New UH Survey Finds Last Year’s Winter Storm Still Lingers in Minds of Voters

On Utility Grid’s Readiness for Rough Weather in 2022, Respondents Were Almost Evenly Split

photo of Winter Storm Uri in 2021
Millions of Texas homes and businesses lost electrical power during Winter Storm Uri in 2021. This year, state officials and energy companies promise Texans the state's electrical grids will stand up to a storm, even one that brings extreme cold weather. A new UH Hobby School of Public Affairs survey looks into what Texas voters think about the issue. Photo: Houston during Winter Storm Uri, February 2021. Getty Images.

A new survey from the University of Houston Hobby School of Public Affairs finds Texans divided about assurances that new state laws will be enough to keep them from losing electrical power and heat if another big freeze happens this winter. They were less divided, however, over how much influence elected officials’ track records in storm-proofing the state’s power grid will have on their voting choices in 2022, especially the high-stakes race for governor between Republican incumbent Greg Abbott and Democrat challenger Beto O’Rourke.

The statewide survey – “Texas 2022 Elections & Issues - How Ready is Texas for Another Winter Storm?” – sought opinions from 1,400 English- and Spanish-speaking registered voters on politics of the storm and winterization actions taken by the state government and the energy sector since the polar vortex of Winter Storm Uri stranded millions of Texans last February without electrical power or heat.

“Early voting for Texas primaries begins on Feb. 14, which is the one-year anniversary of Winter Storm Uri. Memories of the storm remain fresh in terms of politics.
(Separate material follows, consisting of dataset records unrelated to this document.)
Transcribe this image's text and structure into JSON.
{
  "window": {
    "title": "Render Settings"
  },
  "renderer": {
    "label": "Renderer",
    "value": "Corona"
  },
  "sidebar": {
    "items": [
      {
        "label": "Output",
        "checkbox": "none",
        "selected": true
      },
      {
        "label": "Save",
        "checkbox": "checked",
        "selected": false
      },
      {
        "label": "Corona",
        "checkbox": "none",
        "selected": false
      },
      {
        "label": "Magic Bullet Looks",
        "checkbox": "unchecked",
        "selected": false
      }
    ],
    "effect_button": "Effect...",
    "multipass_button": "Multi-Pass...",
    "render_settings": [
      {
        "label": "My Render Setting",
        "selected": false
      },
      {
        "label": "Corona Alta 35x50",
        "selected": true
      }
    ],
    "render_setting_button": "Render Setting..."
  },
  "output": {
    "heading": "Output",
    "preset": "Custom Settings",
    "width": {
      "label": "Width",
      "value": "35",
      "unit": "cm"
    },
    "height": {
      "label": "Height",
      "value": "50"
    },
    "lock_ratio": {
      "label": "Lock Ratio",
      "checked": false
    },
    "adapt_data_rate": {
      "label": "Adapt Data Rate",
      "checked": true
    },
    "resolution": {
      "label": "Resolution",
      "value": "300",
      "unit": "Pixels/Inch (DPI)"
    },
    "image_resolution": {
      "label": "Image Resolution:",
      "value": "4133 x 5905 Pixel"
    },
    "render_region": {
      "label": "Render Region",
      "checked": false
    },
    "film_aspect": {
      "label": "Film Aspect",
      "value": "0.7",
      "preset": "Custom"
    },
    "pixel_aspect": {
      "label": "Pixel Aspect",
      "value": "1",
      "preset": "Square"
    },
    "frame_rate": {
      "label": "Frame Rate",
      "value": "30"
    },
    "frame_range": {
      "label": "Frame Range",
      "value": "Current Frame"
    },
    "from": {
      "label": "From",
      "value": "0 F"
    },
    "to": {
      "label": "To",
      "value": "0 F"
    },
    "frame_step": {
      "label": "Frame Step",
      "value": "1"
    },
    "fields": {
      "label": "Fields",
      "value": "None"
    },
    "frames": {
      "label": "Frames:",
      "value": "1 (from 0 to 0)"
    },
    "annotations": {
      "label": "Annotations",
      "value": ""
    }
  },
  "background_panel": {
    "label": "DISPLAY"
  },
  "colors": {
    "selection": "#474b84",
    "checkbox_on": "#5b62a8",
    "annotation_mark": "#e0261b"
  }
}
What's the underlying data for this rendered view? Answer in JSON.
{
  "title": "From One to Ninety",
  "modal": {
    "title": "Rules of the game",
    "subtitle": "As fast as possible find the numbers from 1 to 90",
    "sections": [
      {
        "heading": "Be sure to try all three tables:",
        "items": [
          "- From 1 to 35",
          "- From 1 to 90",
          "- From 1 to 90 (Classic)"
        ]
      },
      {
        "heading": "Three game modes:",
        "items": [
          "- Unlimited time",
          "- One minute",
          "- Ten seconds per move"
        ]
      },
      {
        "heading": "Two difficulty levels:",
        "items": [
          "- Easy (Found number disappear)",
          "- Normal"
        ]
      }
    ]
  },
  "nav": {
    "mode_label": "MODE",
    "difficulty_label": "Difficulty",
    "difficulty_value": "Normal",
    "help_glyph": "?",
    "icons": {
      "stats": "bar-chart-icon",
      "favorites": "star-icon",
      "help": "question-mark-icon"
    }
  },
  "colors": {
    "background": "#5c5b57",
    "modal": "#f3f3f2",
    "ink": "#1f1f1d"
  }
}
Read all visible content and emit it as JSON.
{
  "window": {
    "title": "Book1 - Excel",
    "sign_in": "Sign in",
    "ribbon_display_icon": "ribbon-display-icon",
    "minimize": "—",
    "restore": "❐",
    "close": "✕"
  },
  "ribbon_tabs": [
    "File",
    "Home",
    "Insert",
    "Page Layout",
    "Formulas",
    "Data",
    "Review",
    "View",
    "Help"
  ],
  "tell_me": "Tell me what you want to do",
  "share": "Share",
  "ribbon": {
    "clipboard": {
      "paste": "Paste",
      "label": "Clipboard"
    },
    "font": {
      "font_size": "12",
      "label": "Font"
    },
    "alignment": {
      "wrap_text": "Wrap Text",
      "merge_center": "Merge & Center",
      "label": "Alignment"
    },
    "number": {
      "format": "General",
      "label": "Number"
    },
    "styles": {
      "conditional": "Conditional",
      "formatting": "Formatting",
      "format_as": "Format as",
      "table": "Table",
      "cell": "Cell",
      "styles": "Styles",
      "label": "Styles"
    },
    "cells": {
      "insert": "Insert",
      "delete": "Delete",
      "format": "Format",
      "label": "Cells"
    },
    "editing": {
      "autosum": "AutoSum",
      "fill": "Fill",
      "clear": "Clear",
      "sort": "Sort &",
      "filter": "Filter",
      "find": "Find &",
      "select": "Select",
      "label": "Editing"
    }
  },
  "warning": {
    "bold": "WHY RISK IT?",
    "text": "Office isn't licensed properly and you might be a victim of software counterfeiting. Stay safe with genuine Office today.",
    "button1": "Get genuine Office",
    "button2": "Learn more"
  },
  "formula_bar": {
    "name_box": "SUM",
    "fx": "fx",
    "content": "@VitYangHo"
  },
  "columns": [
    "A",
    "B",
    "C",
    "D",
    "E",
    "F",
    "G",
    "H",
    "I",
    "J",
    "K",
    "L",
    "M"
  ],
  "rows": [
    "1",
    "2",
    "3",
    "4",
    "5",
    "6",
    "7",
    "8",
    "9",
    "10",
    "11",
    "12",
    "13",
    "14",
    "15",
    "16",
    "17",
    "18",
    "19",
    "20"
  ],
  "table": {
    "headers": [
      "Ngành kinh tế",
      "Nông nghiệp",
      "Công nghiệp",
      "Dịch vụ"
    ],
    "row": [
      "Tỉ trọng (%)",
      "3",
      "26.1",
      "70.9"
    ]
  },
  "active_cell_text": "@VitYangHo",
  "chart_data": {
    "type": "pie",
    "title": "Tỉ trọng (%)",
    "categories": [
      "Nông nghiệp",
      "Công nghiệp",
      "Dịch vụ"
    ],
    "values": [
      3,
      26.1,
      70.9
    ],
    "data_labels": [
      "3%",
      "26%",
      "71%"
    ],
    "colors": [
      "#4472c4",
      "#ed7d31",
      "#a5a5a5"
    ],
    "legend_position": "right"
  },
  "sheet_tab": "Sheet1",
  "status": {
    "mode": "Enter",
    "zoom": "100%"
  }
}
We found a majority of Texans saying that the state’s legislative response to the storm’s wrath will be important when determining which candidates to support in 2022,” said Renée Cross, senior director of the UH Hobby School.

“Gov. Abbott has staked his political reputation and possibly his prospects for re-election on the resiliency of the Texas electrical grid in the face of cold weather. If the power goes out again like last year, half of Texas voters will hold Abbott responsible, and that could provide a glimmer of hope for O’Rourke’s long shot bid for governor,” said Mark Jones, UH Hobby School senior research fellow and Rice University fellow in political science.

According to the survey, 53% of respondents believe the state laws adequately address the issue and Texans have no further need to worry about being left in the cold. But 47% believe not enough has been done and that a return trip to the deep freeze could be pending.

Regarding weatherization, while 74% of survey respondents believe the Texas electricity generation companies have successfully weatherized their plants, only 55% feel the same way about the upstream and midstream natural gas industry, which is seen by many Texans as the weak link in the state’s energy matrix.

If Texas were to experience another power outage due to cold weather, similar to that in February 2021, more than two-thirds (70%) say they will hold the Electric Reliability Council of Texas (ERCOT) responsible, and nearly half will hold Gov. Abbott (49%) and the Public Utility Commission of Texas (47%) accountable. 

Despite the Texas Railroad Commission’s prominent role regulating the state’s oil and gas industry, only 17% of survey participants would hold the commission responsible.

Looking ahead to the November 2022 election, amajority (56%) of survey participants will consider how effectively state elected officials responded to the 2021 winter storm when making vote decisions this year, with nearly one quarter (24%) saying the response will be a very important factor and 32% reporting that it would be one of several factors.

A majority of Texans approve of expanding the country’s reliance on renewable energy, such as solar power plants (65%) and wind turbine farms (56%).

The“Texas 2022 Elections & Issues - How Ready is Texas for Another Winter Storm?”survey was conducted Jan. 14 through 25 by YouGov for the University of Houston Hobby School of Public Affairs and has a margin of error of +/- 2.2%.

Full survey results are available here.